Some years ago I saw a photo of a customer service representative working at his computer outside at the base of a pole with multiple wires hanging down in haphazard fashion.  It was the contrast between the modern aspect of the international service a computer permits with the antiquated electrical supply. And we thought the worse thing about customer service from India was the accent!

Within minutes of our arrival at the first Delhi hotel, Lisa and I hit the street heading to a fabric store we had heard about. We made a quick stop at an ATM a few blocks from our hotel and that is where I noticed that the wiring from that long remembered photo was not unusual.wires

On the last day, as the bus drove the long hours from Jaipur back to Delhi I noticed some electrical distribution lines that also were considerably different from the lines we have in the US. DSCF6560

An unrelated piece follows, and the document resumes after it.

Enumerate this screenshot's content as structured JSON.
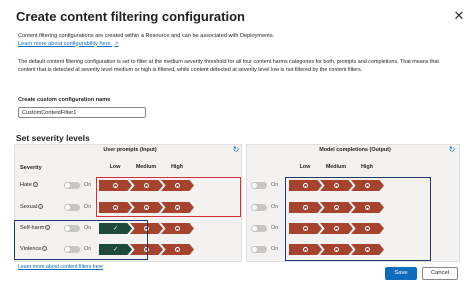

In a country with a huge population and an aging infrastructure, there is a lot involved in the new Prime Minister’s promise to bring electricity to everyone in India. Good luck, Narendra Modi!